It would actually cost more than that.
According to the NC DOT website, you'll need two documents to document your name, date and place of birth. These include a driver's license (which you probably won't have if you need an id card), school documents, a US military ID, court documents or several other items.
The most common is a certified birth certificate.
If you're a native of NC and haven't moved from area you're born, you can probably go by the county courthouse and get the document there, paying the appropriate fees.
However, if getting to the courthouse is inconvenient, then you can use a commercial service - http://www.vitalchek.com/.

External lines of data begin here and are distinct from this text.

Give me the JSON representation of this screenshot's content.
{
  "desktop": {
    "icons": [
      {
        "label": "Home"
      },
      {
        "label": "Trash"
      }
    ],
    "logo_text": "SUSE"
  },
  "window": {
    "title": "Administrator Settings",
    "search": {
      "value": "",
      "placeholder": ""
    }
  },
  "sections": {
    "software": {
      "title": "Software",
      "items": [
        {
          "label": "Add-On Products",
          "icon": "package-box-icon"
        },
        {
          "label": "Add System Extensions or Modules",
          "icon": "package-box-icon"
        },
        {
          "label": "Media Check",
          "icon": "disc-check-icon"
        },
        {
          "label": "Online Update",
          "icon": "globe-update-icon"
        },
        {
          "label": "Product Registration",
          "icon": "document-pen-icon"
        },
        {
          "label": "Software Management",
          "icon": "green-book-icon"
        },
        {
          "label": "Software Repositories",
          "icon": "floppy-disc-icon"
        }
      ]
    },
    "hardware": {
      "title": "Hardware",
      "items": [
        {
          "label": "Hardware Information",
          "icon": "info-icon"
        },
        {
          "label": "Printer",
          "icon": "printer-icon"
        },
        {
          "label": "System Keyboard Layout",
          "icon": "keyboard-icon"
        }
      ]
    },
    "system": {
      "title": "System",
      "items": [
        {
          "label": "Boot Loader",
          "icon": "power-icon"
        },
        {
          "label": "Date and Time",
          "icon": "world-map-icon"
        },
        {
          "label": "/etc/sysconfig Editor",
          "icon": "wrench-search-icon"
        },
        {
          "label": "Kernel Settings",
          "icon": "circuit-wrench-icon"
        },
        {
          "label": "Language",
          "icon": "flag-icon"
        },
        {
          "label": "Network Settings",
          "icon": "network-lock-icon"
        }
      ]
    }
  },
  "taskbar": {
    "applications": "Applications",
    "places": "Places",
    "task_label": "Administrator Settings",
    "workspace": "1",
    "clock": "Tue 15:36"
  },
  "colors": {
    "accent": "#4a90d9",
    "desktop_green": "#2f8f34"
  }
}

The way it works is that you can pay a fee to get a certified copy of your birth certificate sent to a government agency - about 300 Federal and state government agencies, in fact.
The cost? $39.00 plus $12.70. Plus shipping.

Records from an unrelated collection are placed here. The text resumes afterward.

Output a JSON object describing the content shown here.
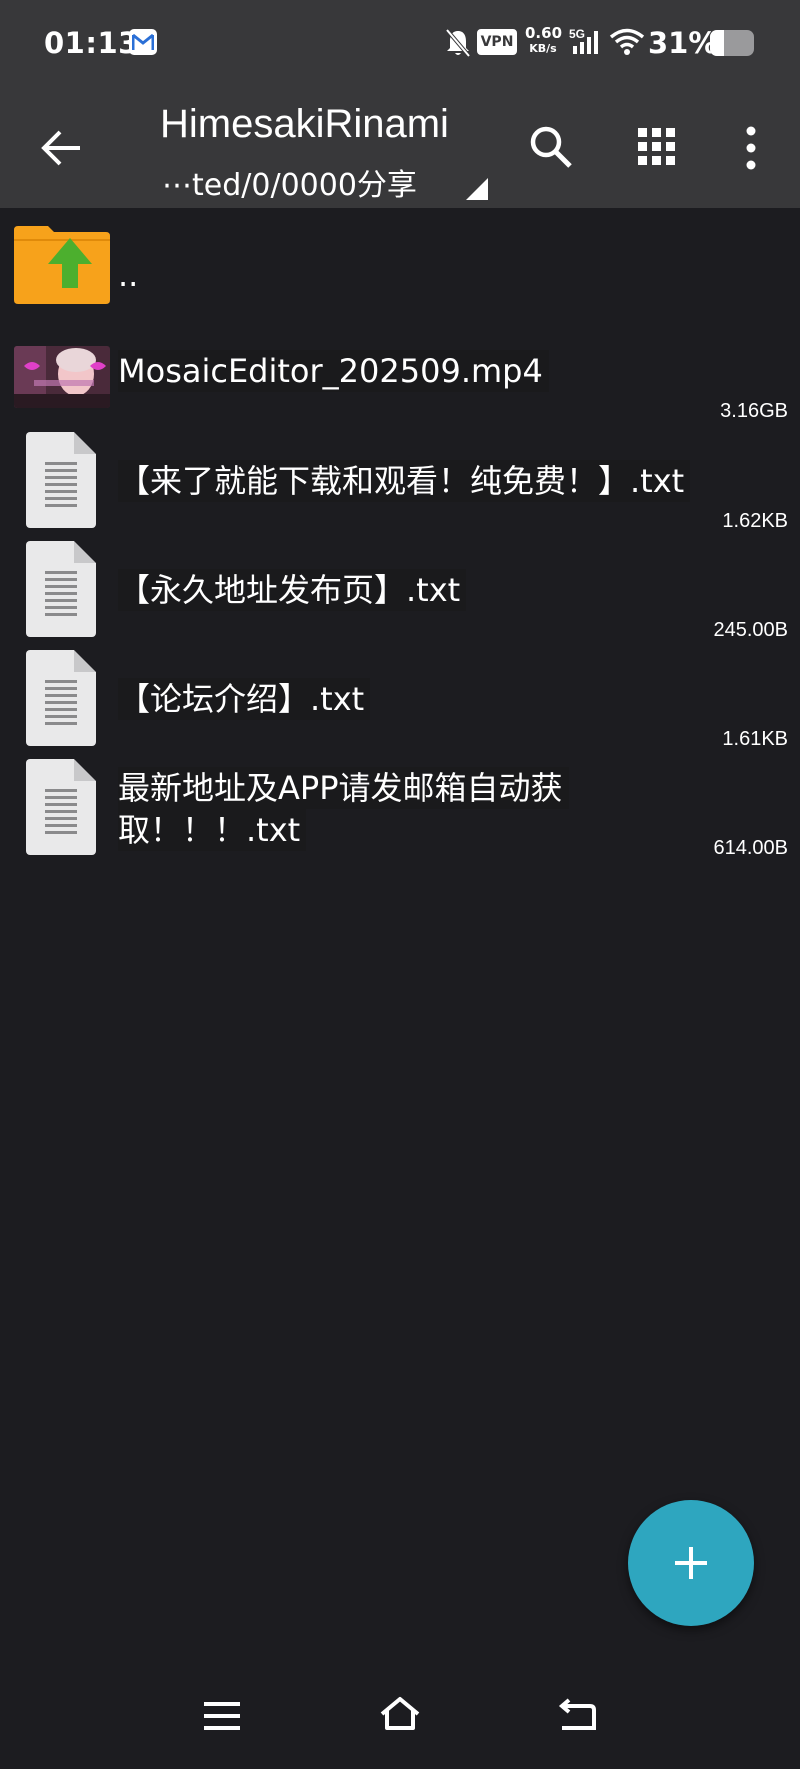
{
  "status_bar": {
    "time": "01:13",
    "vpn_label": "VPN",
    "speed_value": "0.60",
    "speed_unit": "KB/s",
    "network_label": "5G",
    "battery_text": "31%",
    "battery_level": 0.31
  },
  "app_bar": {
    "title": "HimesakiRinami",
    "path": "⋯ted/0/0000分享"
  },
  "files": [
    {
      "name": "..",
      "size": "",
      "icon": "parent-folder-icon"
    },
    {
      "name": "MosaicEditor_202509.mp4",
      "size": "3.16GB",
      "icon": "video-thumbnail"
    },
    {
      "name": "【来了就能下载和观看！纯免费！】.txt",
      "size": "1.62KB",
      "icon": "text-file-icon"
    },
    {
      "name": "【永久地址发布页】.txt",
      "size": "245.00B",
      "icon": "text-file-icon"
    },
    {
      "name": "【论坛介绍】.txt",
      "size": "1.61KB",
      "icon": "text-file-icon"
    },
    {
      "name_line1": "最新地址及APP请发邮箱自动获",
      "name_line2": "取！！！.txt",
      "size": "614.00B",
      "icon": "text-file-icon"
    }
  ],
  "colors": {
    "app_bar": "#38383a",
    "background": "#1c1c20",
    "fab": "#2ea6bf",
    "folder": "#f7a21b",
    "folder_arrow": "#4caf2e"
  }
}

It might not seem like much, but you get a few hundred thousand new orders and it can add up for your quarterly bottom line.
The company is owned by LexusNexis, which is part of Reed Elsiver, a firm that publishes academic journals. Oh, and up until April 2012, they were a member of ALEC, but resigned because of pressure from academics that were concerned about the company's funding of climate change denial propaganda.
So ... has LexisNexis been doing some lobbying around the NC and other statehouses to pick up a few bucks with voter ID laws?
Could it be someone else?
Another player in online certified birth certificates is www.usbirthcertificate.com - it's listed at the Better Business Bureau with a D- rating and several consumer complaints. It's owned by a "Jason Stevens" in Houston, Texas and has been in business since 1997. Stevens also operates online visa and passport processing services.
I didn't find any political contributions at the FEC from Stevens - he might be a donor to one of the "dark money" groups out there.
There's also several scam sites out there. One is Express Vitals - a BBB complaint page on that company notes that the site takes your info and impersonates you at the LexisNexis site to get the certificate there, charging you a fee on top of what LexisNexis charges. I couldn't even find the name of who actually owns that site.
Progressives and liberals "on the ground" should pay attention to what Republican organizers are telling constituents that need to get a certified certificate for a voter id - if they mention some specific online services, that might give us some clues on what company or scam artists are lobbying for these laws and looking to make a few bucks.